**What you have to do**
Copy out the listing below, keeping every character as is.

**Available data**

------------

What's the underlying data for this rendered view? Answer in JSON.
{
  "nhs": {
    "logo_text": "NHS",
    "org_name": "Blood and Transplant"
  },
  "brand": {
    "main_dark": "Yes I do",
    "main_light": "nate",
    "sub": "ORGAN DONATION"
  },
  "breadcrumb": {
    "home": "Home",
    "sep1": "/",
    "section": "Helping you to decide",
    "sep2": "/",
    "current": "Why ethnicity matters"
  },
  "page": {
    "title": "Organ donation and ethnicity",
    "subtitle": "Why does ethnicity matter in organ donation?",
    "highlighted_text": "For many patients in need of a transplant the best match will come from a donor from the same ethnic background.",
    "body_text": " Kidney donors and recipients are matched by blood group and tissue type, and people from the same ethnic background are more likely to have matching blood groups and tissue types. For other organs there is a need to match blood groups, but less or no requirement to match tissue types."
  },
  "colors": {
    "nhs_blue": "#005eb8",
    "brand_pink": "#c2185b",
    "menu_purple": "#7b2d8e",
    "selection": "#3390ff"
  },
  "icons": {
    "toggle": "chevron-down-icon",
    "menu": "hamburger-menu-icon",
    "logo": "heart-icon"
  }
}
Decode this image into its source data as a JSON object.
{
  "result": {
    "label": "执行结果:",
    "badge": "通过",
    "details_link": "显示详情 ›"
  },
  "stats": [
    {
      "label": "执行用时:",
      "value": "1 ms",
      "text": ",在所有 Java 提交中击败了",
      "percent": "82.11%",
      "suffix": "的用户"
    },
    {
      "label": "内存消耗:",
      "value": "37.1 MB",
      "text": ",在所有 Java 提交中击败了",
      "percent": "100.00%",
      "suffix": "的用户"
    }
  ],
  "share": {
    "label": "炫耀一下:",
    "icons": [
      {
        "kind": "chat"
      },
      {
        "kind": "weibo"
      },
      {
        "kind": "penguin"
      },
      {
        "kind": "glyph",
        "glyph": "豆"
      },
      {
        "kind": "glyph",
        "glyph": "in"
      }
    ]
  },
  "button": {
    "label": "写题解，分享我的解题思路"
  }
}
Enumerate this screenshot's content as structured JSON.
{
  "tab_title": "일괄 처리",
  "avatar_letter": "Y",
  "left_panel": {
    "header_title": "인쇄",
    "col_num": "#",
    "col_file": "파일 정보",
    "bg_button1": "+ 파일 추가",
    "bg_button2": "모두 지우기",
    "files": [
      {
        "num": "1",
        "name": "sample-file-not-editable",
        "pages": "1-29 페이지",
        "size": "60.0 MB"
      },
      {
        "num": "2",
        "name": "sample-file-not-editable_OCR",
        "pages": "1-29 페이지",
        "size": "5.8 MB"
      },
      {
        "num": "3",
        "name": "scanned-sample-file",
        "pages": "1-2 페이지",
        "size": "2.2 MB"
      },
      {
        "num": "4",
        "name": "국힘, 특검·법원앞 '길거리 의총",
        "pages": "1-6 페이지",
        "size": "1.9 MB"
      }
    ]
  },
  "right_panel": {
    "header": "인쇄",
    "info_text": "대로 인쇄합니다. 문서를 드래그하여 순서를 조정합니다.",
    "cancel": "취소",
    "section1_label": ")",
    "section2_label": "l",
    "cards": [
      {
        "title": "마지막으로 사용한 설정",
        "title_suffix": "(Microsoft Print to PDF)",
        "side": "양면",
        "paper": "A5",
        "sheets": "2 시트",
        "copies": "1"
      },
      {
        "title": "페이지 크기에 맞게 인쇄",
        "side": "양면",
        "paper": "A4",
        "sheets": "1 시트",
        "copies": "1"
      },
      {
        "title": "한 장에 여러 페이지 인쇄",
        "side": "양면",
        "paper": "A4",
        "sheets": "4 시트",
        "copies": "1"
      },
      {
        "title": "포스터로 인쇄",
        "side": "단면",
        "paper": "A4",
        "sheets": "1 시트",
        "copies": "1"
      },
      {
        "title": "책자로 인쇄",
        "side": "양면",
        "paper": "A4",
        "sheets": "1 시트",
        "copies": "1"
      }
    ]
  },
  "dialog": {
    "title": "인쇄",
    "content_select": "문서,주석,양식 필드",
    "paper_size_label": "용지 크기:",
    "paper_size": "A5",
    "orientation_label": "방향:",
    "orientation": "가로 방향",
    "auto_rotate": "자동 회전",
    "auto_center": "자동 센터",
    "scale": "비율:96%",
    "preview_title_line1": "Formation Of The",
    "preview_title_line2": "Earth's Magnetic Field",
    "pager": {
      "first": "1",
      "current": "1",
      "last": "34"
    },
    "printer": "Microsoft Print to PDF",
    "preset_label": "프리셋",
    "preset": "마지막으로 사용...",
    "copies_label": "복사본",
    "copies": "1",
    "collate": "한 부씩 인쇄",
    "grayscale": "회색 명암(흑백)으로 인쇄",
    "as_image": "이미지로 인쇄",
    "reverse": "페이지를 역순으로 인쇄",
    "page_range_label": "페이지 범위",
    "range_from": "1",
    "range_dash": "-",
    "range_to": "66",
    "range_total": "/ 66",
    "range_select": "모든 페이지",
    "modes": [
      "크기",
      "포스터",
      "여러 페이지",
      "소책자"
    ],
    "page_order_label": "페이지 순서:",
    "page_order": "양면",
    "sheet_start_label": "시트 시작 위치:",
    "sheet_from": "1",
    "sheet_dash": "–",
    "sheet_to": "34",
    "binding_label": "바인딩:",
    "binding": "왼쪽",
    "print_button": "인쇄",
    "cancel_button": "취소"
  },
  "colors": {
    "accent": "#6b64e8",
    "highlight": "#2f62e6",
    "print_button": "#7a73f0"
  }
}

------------

**Result for this task**
What's the underlying data for this rendered view? Answer in JSON.
{
  "nhs": {
    "logo_text": "NHS",
    "org_name": "Blood and Transplant"
  },
  "brand": {
    "main_dark": "Yes I do",
    "main_light": "nate",
    "sub": "ORGAN DONATION"
  },
  "breadcrumb": {
    "home": "Home",
    "sep1": "/",
    "section": "Helping you to decide",
    "sep2": "/",
    "current": "Why ethnicity matters"
  },
  "page": {
    "title": "Organ donation and ethnicity",
    "subtitle": "Why does ethnicity matter in organ donation?",
    "highlighted_text": "For many patients in need of a transplant the best match will come from a donor from the same ethnic background.",
    "body_text": " Kidney donors and recipients are matched by blood group and tissue type, and people from the same ethnic background are more likely to have matching blood groups and tissue types. For other organs there is a need to match blood groups, but less or no requirement to match tissue types."
  },
  "colors": {
    "nhs_blue": "#005eb8",
    "brand_pink": "#c2185b",
    "menu_purple": "#7b2d8e",
    "selection": "#3390ff"
  },
  "icons": {
    "toggle": "chevron-down-icon",
    "menu": "hamburger-menu-icon",
    "logo": "heart-icon"
  }
}
Decode this image into its source data as a JSON object.
{
  "result": {
    "label": "执行结果:",
    "badge": "通过",
    "details_link": "显示详情 ›"
  },
  "stats": [
    {
      "label": "执行用时:",
      "value": "1 ms",
      "text": ",在所有 Java 提交中击败了",
      "percent": "82.11%",
      "suffix": "的用户"
    },
    {
      "label": "内存消耗:",
      "value": "37.1 MB",
      "text": ",在所有 Java 提交中击败了",
      "percent": "100.00%",
      "suffix": "的用户"
    }
  ],
  "share": {
    "label": "炫耀一下:",
    "icons": [
      {
        "kind": "chat"
      },
      {
        "kind": "weibo"
      },
      {
        "kind": "penguin"
      },
      {
        "kind": "glyph",
        "glyph": "豆"
      },
      {
        "kind": "glyph",
        "glyph": "in"
      }
    ]
  },
  "button": {
    "label": "写题解，分享我的解题思路"
  }
}
Enumerate this screenshot's content as structured JSON.
{
  "tab_title": "일괄 처리",
  "avatar_letter": "Y",
  "left_panel": {
    "header_title": "인쇄",
    "col_num": "#",
    "col_file": "파일 정보",
    "bg_button1": "+ 파일 추가",
    "bg_button2": "모두 지우기",
    "files": [
      {
        "num": "1",
        "name": "sample-file-not-editable",
        "pages": "1-29 페이지",
        "size": "60.0 MB"
      },
      {
        "num": "2",
        "name": "sample-file-not-editable_OCR",
        "pages": "1-29 페이지",
        "size": "5.8 MB"
      },
      {
        "num": "3",
        "name": "scanned-sample-file",
        "pages": "1-2 페이지",
        "size": "2.2 MB"
      },
      {
        "num": "4",
        "name": "국힘, 특검·법원앞 '길거리 의총",
        "pages": "1-6 페이지",
        "size": "1.9 MB"
      }
    ]
  },
  "right_panel": {
    "header": "인쇄",
    "info_text": "대로 인쇄합니다. 문서를 드래그하여 순서를 조정합니다.",
    "cancel": "취소",
    "section1_label": ")",
    "section2_label": "l",
    "cards": [
      {
        "title": "마지막으로 사용한 설정",
        "title_suffix": "(Microsoft Print to PDF)",
        "side": "양면",
        "paper": "A5",
        "sheets": "2 시트",
        "copies": "1"
      },
      {
        "title": "페이지 크기에 맞게 인쇄",
        "side": "양면",
        "paper": "A4",
        "sheets": "1 시트",
        "copies": "1"
      },
      {
        "title": "한 장에 여러 페이지 인쇄",
        "side": "양면",
        "paper": "A4",
        "sheets": "4 시트",
        "copies": "1"
      },
      {
        "title": "포스터로 인쇄",
        "side": "단면",
        "paper": "A4",
        "sheets": "1 시트",
        "copies": "1"
      },
      {
        "title": "책자로 인쇄",
        "side": "양면",
        "paper": "A4",
        "sheets": "1 시트",
        "copies": "1"
      }
    ]
  },
  "dialog": {
    "title": "인쇄",
    "content_select": "문서,주석,양식 필드",
    "paper_size_label": "용지 크기:",
    "paper_size": "A5",
    "orientation_label": "방향:",
    "orientation": "가로 방향",
    "auto_rotate": "자동 회전",
    "auto_center": "자동 센터",
    "scale": "비율:96%",
    "preview_title_line1": "Formation Of The",
    "preview_title_line2": "Earth's Magnetic Field",
    "pager": {
      "first": "1",
      "current": "1",
      "last": "34"
    },
    "printer": "Microsoft Print to PDF",
    "preset_label": "프리셋",
    "preset": "마지막으로 사용...",
    "copies_label": "복사본",
    "copies": "1",
    "collate": "한 부씩 인쇄",
    "grayscale": "회색 명암(흑백)으로 인쇄",
    "as_image": "이미지로 인쇄",
    "reverse": "페이지를 역순으로 인쇄",
    "page_range_label": "페이지 범위",
    "range_from": "1",
    "range_dash": "-",
    "range_to": "66",
    "range_total": "/ 66",
    "range_select": "모든 페이지",
    "modes": [
      "크기",
      "포스터",
      "여러 페이지",
      "소책자"
    ],
    "page_order_label": "페이지 순서:",
    "page_order": "양면",
    "sheet_start_label": "시트 시작 위치:",
    "sheet_from": "1",
    "sheet_dash": "–",
    "sheet_to": "34",
    "binding_label": "바인딩:",
    "binding": "왼쪽",
    "print_button": "인쇄",
    "cancel_button": "취소"
  },
  "colors": {
    "accent": "#6b64e8",
    "highlight": "#2f62e6",
    "print_button": "#7a73f0"
  }
}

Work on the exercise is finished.